Janet K. Keeler can be reached at firstname.lastname@example.org or (727) 893-8586.
Best place to take stock
Watching person after person go close to the edge of the South Rim of the Grand Canyon and fling up their arms in tribute, below. The glory of nature continues to shock and awe there, and deep breaths, along with deep thoughts, are required.
Most surprising rooftop bar
In 2004, Punta Gorda was devastated by Hurricane Charley. The resilient town has bounced back with aplomb. We checked it out, gin and tonic in hand, from the rooftop bar of the Wyvern Hotel (101 E Retta Esplanade; (941) 639-7700), which overlooks pretty Charlotte Harbor. It's hard to tell that a Category 4 storm ever blew through.
Best hotel lobby for getting away from it all
Grabbing a rocker by the oversized fireplace or claiming a comfy sofa at the Lake McDonald Lodge in Montana's Glacier National Park. Then staring up at the three-story lobby supported by massive cedar logs and decorated with mounted big game and American Indian-inspired chandeliers. We didn't want to leave. Ever.
Cheapest cheap thrill
The 350-voice Mormon Tabernacle Choir singing patriotic songs in rehearsal in Salt Lake City for its Fourth of July performance. The stirring spectacle is free to the public every Thursday night, and so is the Sunday morning live radio broadcast. It's difficult not to join in from the audience even if you know your voice isn't good enough to join the choir.
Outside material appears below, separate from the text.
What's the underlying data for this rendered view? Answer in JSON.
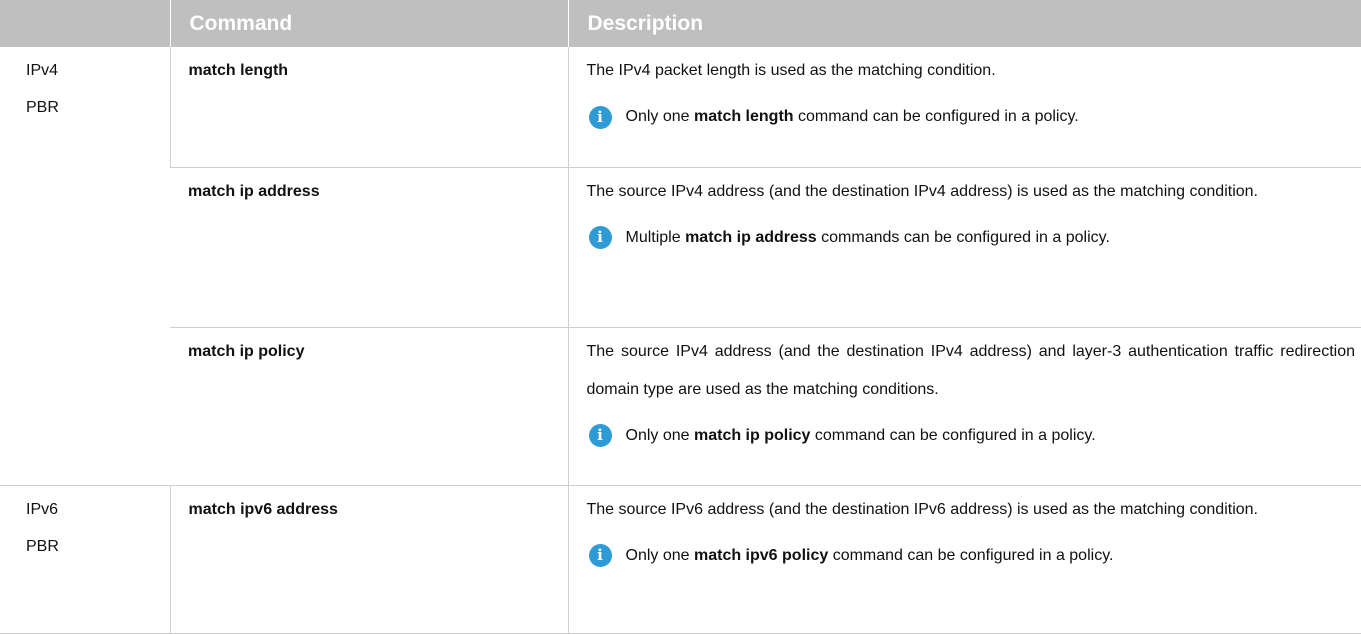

Best place to see a celebrity whose name isn't Kardashian
Former President Jimmy Carter teaching Sunday school at Maranatha Baptist Church in Plains, Ga. Along with a Bible lesson, there was talk of politics and other world affairs. Besides Carter, Plains also pushes peanuts.
Most literary blast from the past
Watching Tom Sawyer and his beloved Becky walk the streets of Hannibal, Mo. The young re-enactors serve as town ambassadors in this milestone year for Mark Twain, which includes the 125th anniversary of the publication of The Adventures of Huckleberry Finn and the 100th anniversary of the author's death. The view from Hannibal likely hasn't changed much.
Best place to get your streak on
The new NASCAR Hall of Fame Museum in Charlotte, N.C., allows the mere mortal to discover what it's like to drive a car at mama-told-you-not-to speeds.
Easiest ship to get lost on
The Norwegian Epic boasts an ice bar, two bowling alleys and 20 restaurants on its towering 19 decks. Many OMG-sized ships have been launched in recent years, and who really knows or cares which one is the champion behemoth at the moment. But we enjoyed the game-changing Epic for all of the over-the-top reasons, including the hold-on-to-your-bathing-suit waterslide.
Iconic tourist attraction still worth seeing
Yellowstone National Park's Old Faithful spouts scalding water more than 100 feet every 80 minutes or so. Seeing it on TV or in a movie doesn't compare to watching the geyser blow in person. It's most beautiful early in the morning or as the sun is setting.
Most astounding travel moment of the year
Realizing that a pair of 6-inch scissors accidentally left in a camera bag had made it through carry-on airport security checks in Tampa, Las Vegas and Sacramento, Calif.